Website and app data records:
________________
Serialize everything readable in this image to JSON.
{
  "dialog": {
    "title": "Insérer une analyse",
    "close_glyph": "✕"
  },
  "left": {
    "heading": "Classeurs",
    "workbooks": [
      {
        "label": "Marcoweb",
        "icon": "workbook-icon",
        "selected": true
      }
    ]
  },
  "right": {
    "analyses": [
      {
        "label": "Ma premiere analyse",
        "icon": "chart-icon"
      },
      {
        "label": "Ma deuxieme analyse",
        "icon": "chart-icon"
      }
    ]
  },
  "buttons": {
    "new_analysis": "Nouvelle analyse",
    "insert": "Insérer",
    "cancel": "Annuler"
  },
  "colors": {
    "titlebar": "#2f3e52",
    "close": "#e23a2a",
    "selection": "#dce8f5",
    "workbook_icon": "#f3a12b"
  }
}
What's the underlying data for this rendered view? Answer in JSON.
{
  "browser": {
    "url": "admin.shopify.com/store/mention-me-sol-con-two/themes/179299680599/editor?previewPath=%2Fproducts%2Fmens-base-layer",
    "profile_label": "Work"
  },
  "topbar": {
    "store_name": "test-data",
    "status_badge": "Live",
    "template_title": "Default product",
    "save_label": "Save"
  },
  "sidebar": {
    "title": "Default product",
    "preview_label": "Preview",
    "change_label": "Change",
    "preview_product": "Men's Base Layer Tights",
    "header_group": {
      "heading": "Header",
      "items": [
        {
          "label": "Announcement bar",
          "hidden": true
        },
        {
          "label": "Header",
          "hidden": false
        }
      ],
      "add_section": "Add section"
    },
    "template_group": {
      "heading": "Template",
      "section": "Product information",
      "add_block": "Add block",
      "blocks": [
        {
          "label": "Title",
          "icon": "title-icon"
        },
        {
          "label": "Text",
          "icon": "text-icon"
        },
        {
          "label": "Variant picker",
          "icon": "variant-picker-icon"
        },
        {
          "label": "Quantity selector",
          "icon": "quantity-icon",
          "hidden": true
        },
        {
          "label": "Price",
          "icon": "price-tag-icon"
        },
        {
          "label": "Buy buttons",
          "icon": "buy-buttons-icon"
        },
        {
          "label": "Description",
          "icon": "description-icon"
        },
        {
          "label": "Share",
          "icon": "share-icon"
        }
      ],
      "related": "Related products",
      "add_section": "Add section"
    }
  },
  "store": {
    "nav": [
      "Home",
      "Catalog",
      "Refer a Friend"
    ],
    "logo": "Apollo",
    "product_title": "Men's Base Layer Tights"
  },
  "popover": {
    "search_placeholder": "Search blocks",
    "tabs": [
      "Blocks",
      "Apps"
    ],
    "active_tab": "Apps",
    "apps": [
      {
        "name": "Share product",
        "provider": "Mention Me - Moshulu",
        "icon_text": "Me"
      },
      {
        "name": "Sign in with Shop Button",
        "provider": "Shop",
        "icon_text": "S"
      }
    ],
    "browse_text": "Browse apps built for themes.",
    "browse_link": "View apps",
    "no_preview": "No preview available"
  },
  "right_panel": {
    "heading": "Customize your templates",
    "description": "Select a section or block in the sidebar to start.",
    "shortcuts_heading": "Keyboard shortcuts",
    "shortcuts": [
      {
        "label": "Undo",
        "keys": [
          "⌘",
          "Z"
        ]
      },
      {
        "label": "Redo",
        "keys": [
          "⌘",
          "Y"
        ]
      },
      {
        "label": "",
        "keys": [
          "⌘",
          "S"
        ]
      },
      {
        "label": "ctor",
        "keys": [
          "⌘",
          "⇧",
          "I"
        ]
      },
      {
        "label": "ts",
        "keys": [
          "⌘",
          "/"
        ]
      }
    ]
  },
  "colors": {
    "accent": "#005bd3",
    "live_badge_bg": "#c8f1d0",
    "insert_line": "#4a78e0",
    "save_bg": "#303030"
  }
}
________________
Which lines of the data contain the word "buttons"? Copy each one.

# Answer box
  "buttons": {
          "label": "Buy buttons",
          "icon": "buy-buttons-icon"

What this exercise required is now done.